There is a little debate on the meaning of the name. It is possibly derived from the Gaelic Gille Moire, meaning follower or devotee of Mary. The prefix Gille, meaning ‘servant/devotee’ in the Middle Ages was normally added as a mark of respect to people who had been given names relating to a particular saint and Mary, being the Mother of God, is considered first among the saints.
However it is also mentioned in company with Gillander the Great Chief of Cumberland around 1140 and Gilmour/re his son perhaps means “Gill the Big”. To date I have not found conclusive evidence of why it means Gill the Big so we keep looking, although I must say I prefer the Gille Moire version, it somehow seems more credible. So until such time as I find anything that disputes that, this is what we will go with.
The fact that there are a multitude of spellings, Gilmour, Gilmore, Gillmoore, Gilmoure, Gilmoor, etc… shows up in many family lines and there is evidence of it changing even from Father to Son as many times it would have been recorded phonetically. So it is no surprise to see all types of spellings making their way into family lines.
The Gilmours belong to the clan Morrison of the Isle of Lewis. The name Morrison also is derived from ‘Mac Ghille Mhuire’ translated meaning son of a follower of Mary. Again giving credence to the Gille Moire origin. View the Scotsclans website for a bit of history of the Clan and an example of its tartan.

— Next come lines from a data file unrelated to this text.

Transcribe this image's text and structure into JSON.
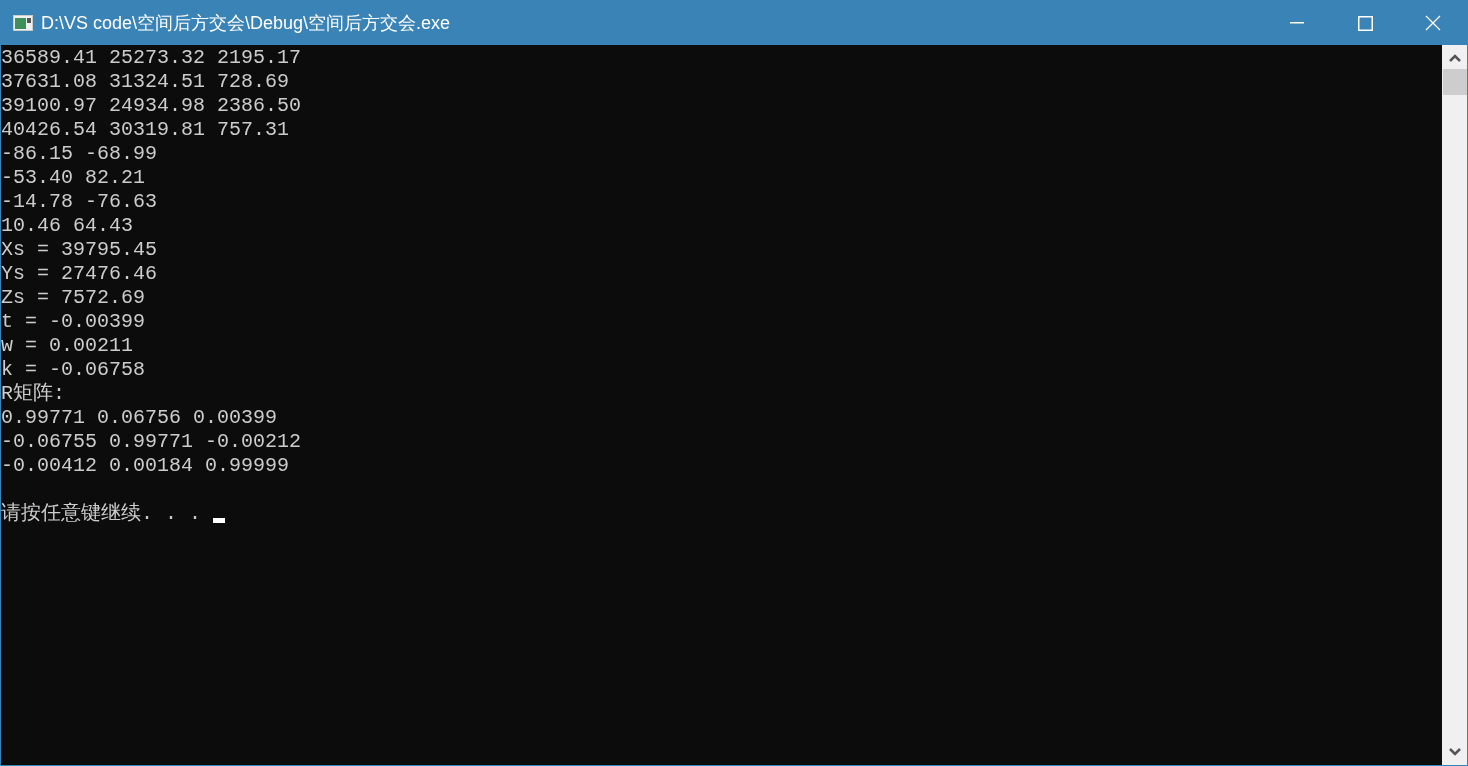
{
  "window": {
    "title": "D:\\VS code\\空间后方交会\\Debug\\空间后方交会.exe"
  },
  "console": {
    "lines": [
      "36589.41 25273.32 2195.17",
      "37631.08 31324.51 728.69",
      "39100.97 24934.98 2386.50",
      "40426.54 30319.81 757.31",
      "-86.15 -68.99",
      "-53.40 82.21",
      "-14.78 -76.63",
      "10.46 64.43",
      "Xs = 39795.45",
      "Ys = 27476.46",
      "Zs = 7572.69",
      "t = -0.00399",
      "w = 0.00211",
      "k = -0.06758",
      "R矩阵:",
      "0.99771 0.06756 0.00399",
      "-0.06755 0.99771 -0.00212",
      "-0.00412 0.00184 0.99999"
    ],
    "prompt": "请按任意键继续. . ."
  }
}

Perhaps the most famous residence of the Gilmour family was Craigmillar Castle in South Edinburgh. A former residence of Mary Queen of Scots. Click here for a castle tour Unfortunately the Gilmours left Craigmillar in the early 1700s and left it for ruin and moved into Inch House in the newly named Gilmerton borough of Edinburgh. They did do the decent thing in 1946 and handed Craigmillar over to the nation.